● What is expected: Please copy each line of the listing that includes the string "JSON".

Start of Task input

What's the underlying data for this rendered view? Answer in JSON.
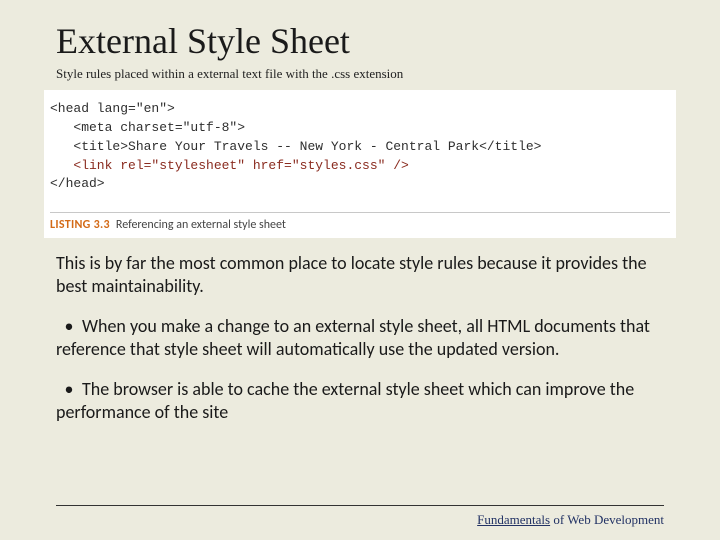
{
  "title": "External Style Sheet",
  "subtitle": "Style rules placed within a external text file with the .css extension",
  "code": {
    "line1": "<head lang=\"en\">",
    "line2": "   <meta charset=\"utf-8\">",
    "line3": "   <title>Share Your Travels -- New York - Central Park</title>",
    "line4": "   <link rel=\"stylesheet\" href=\"styles.css\" />",
    "line5": "</head>"
  },
  "listing": {
    "num": "LISTING 3.3",
    "caption": "Referencing an external style sheet"
  },
  "intro": "This is by far the most common place to locate style rules because it provides the best maintainability.",
  "bullets": [
    "When you make a change to an external style sheet, all HTML documents that reference that style sheet will automatically use the updated version.",
    "The browser is able to cache the external style sheet which can improve the performance of the site"
  ],
  "footer": {
    "word1": "Fundamentals",
    "word2": " of Web Development"
  }
}
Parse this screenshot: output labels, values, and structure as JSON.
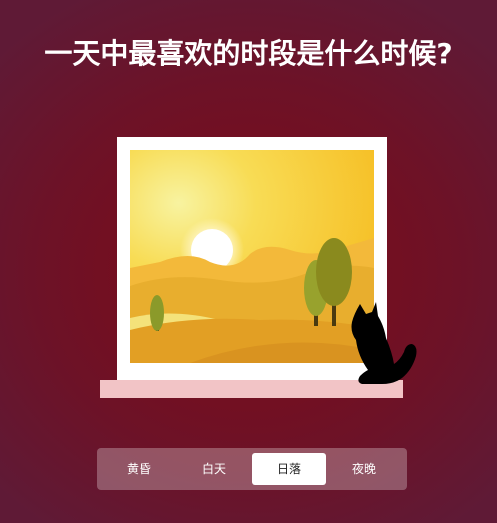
{
  "page": {
    "title": "一天中最喜欢的时段是什么时候?"
  },
  "tabs": [
    {
      "label": "黄昏",
      "active": false
    },
    {
      "label": "白天",
      "active": false
    },
    {
      "label": "日落",
      "active": true
    },
    {
      "label": "夜晚",
      "active": false
    }
  ],
  "colors": {
    "background": "#7e0a16",
    "sky": "#f7c825",
    "sun": "#ffffff",
    "hills": "#e6a727",
    "trees": "#8b9a2a",
    "sill": "#f2c4c6",
    "cat": "#000000"
  },
  "icons": {
    "cat": "cat-icon",
    "sun": "sun-icon",
    "tree": "tree-icon"
  }
}
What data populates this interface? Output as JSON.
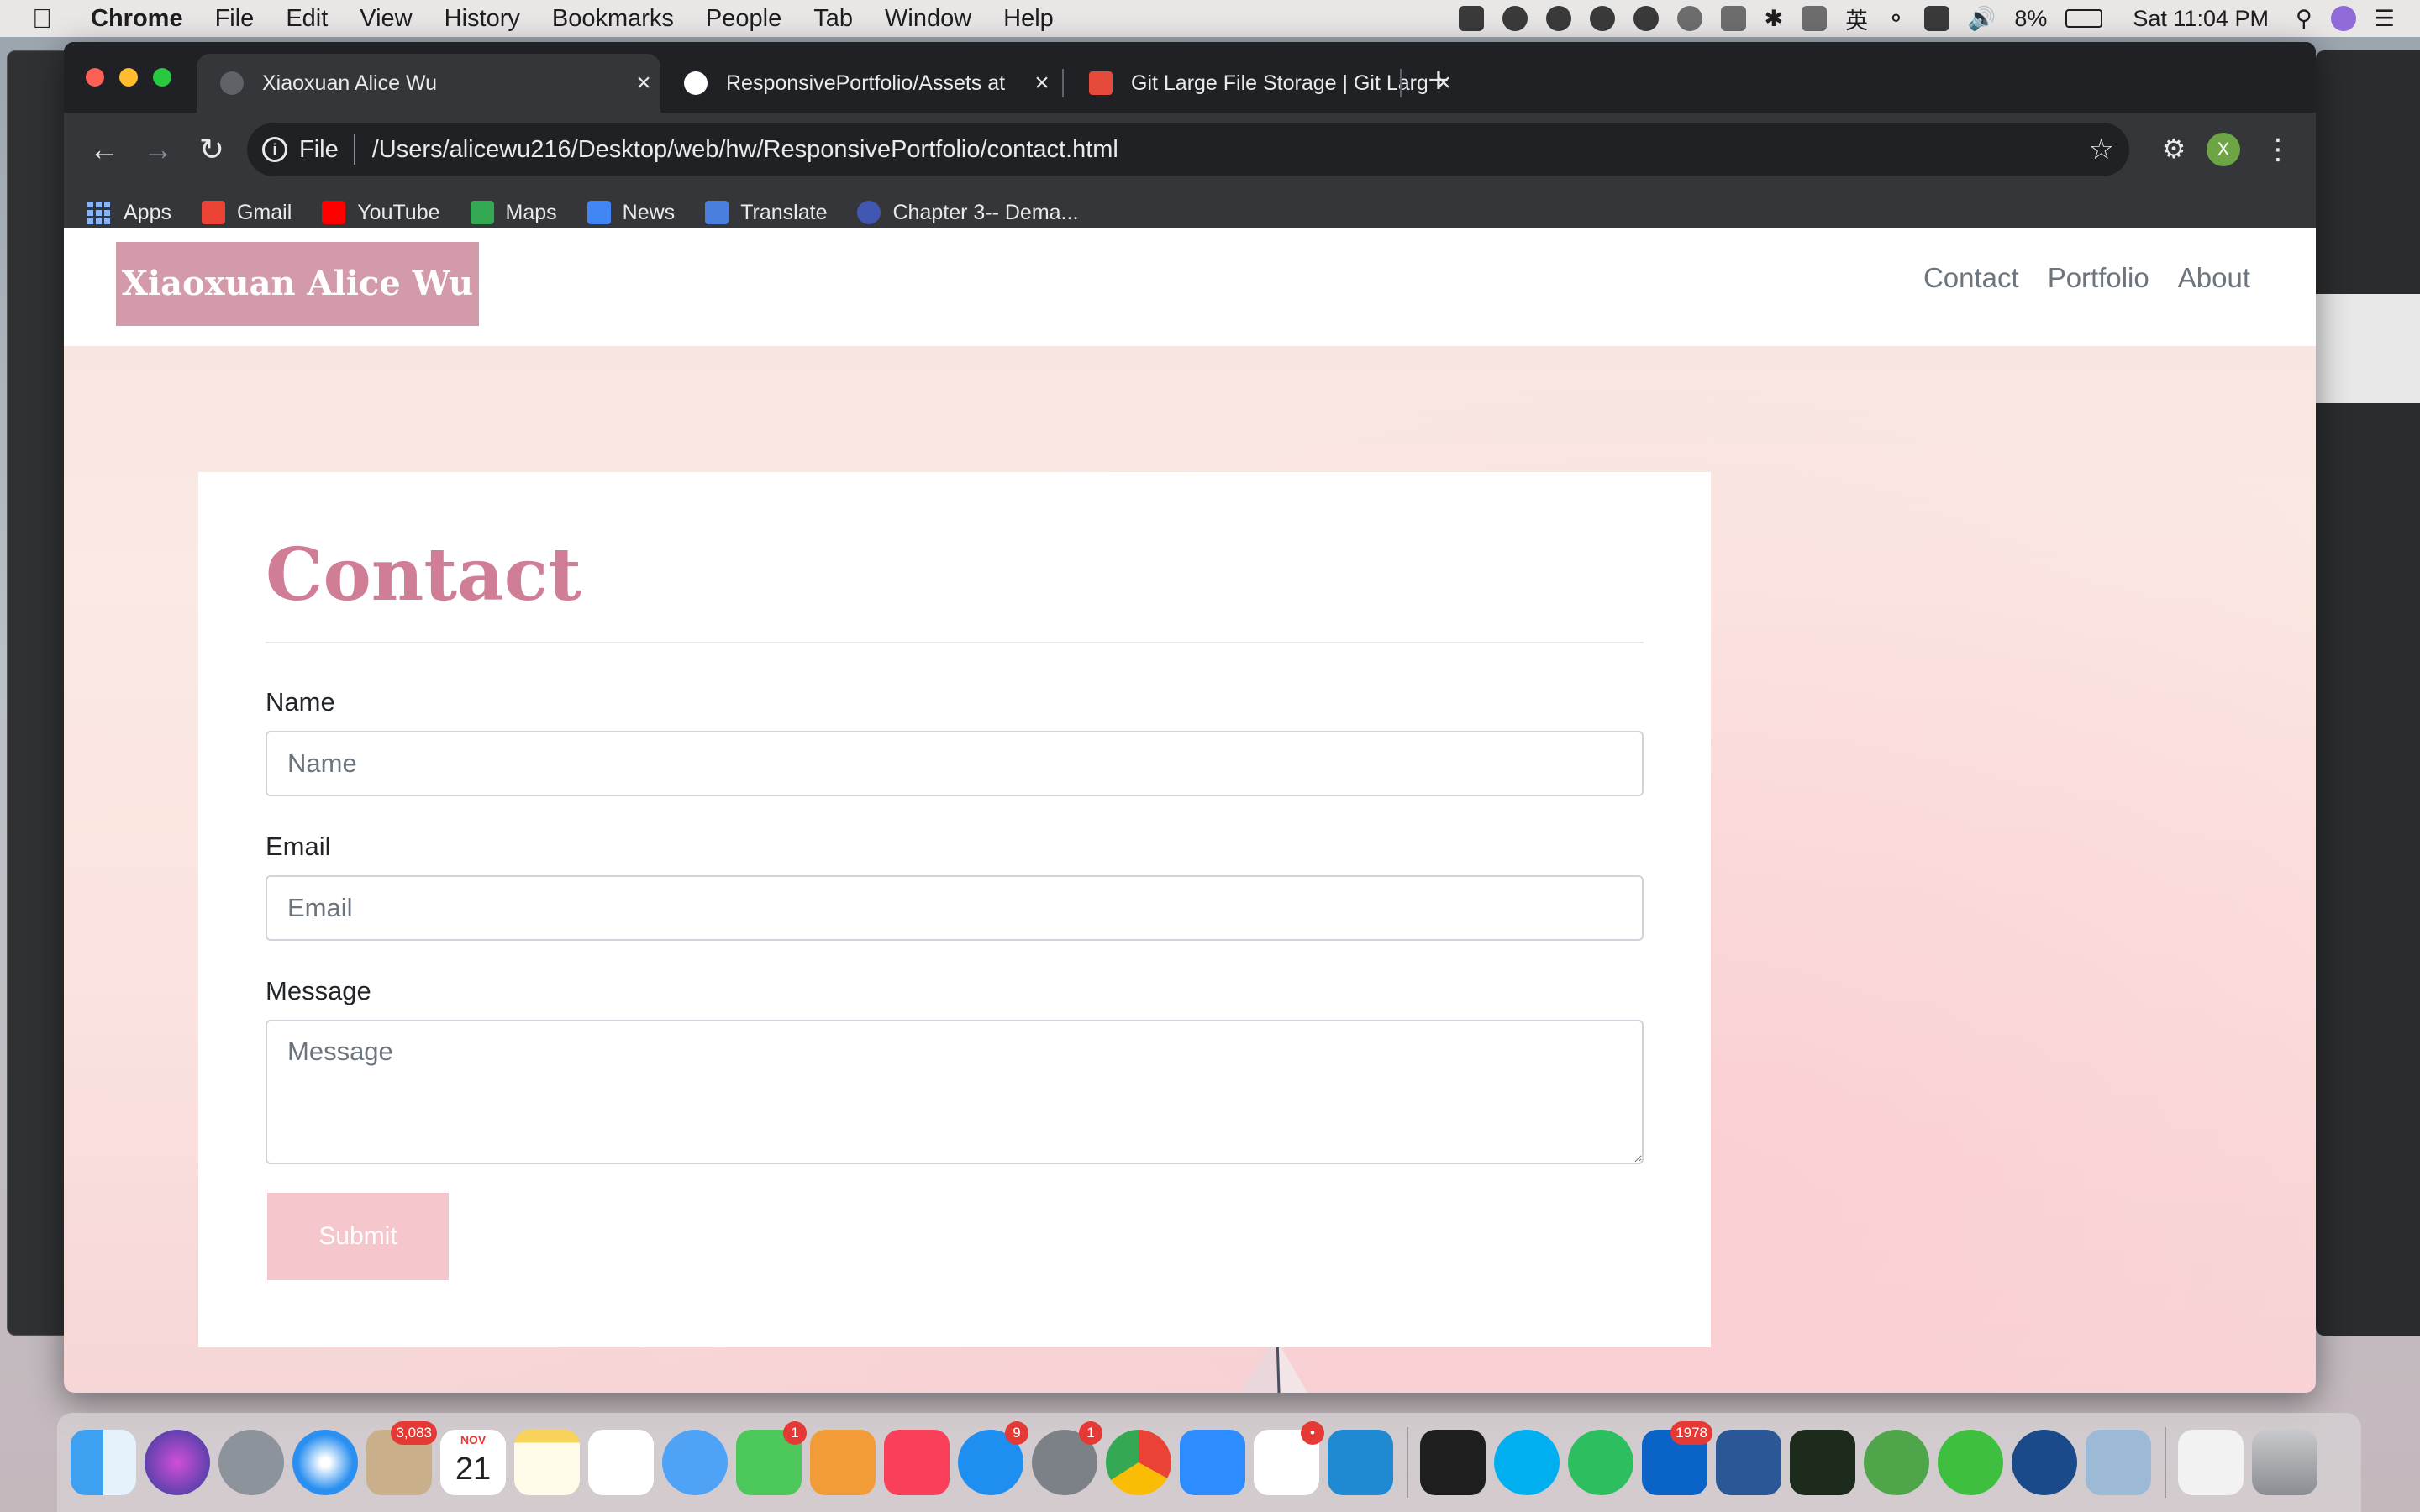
{
  "menubar": {
    "app_name": "Chrome",
    "items": [
      "File",
      "Edit",
      "View",
      "History",
      "Bookmarks",
      "People",
      "Tab",
      "Window",
      "Help"
    ],
    "battery": "8%",
    "clock": "Sat 11:04 PM",
    "input_method": "英"
  },
  "browser": {
    "tabs": [
      {
        "title": "Xiaoxuan Alice Wu",
        "active": true
      },
      {
        "title": "ResponsivePortfolio/Assets at",
        "active": false
      },
      {
        "title": "Git Large File Storage | Git Larg",
        "active": false
      }
    ],
    "address": {
      "scheme": "File",
      "url": "/Users/alicewu216/Desktop/web/hw/ResponsivePortfolio/contact.html"
    },
    "profile_initial": "X",
    "bookmarks": [
      "Apps",
      "Gmail",
      "YouTube",
      "Maps",
      "News",
      "Translate",
      "Chapter 3-- Dema..."
    ]
  },
  "site": {
    "brand": "Xiaoxuan Alice Wu",
    "nav": [
      "Contact",
      "Portfolio",
      "About"
    ],
    "heading": "Contact",
    "form": {
      "name_label": "Name",
      "name_placeholder": "Name",
      "email_label": "Email",
      "email_placeholder": "Email",
      "message_label": "Message",
      "message_placeholder": "Message",
      "submit_label": "Submit"
    }
  },
  "dock": {
    "calendar_month": "NOV",
    "calendar_day": "21",
    "badges": {
      "mail": "3,083",
      "facetime": "1",
      "appstore": "9",
      "settings": "1",
      "slack": "•",
      "outlook": "1978"
    }
  },
  "colors": {
    "brand_bg": "#d39aa9",
    "heading": "#d07d96",
    "submit_bg": "#f5c6cb",
    "chrome_dark": "#202124",
    "chrome_toolbar": "#35363a"
  }
}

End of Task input

● Solution for this task:
What's the underlying data for this rendered view? Answer in JSON.
Parse this screenshot: output labels, values, and structure as JSON.
What data populates this interface? Output as JSON.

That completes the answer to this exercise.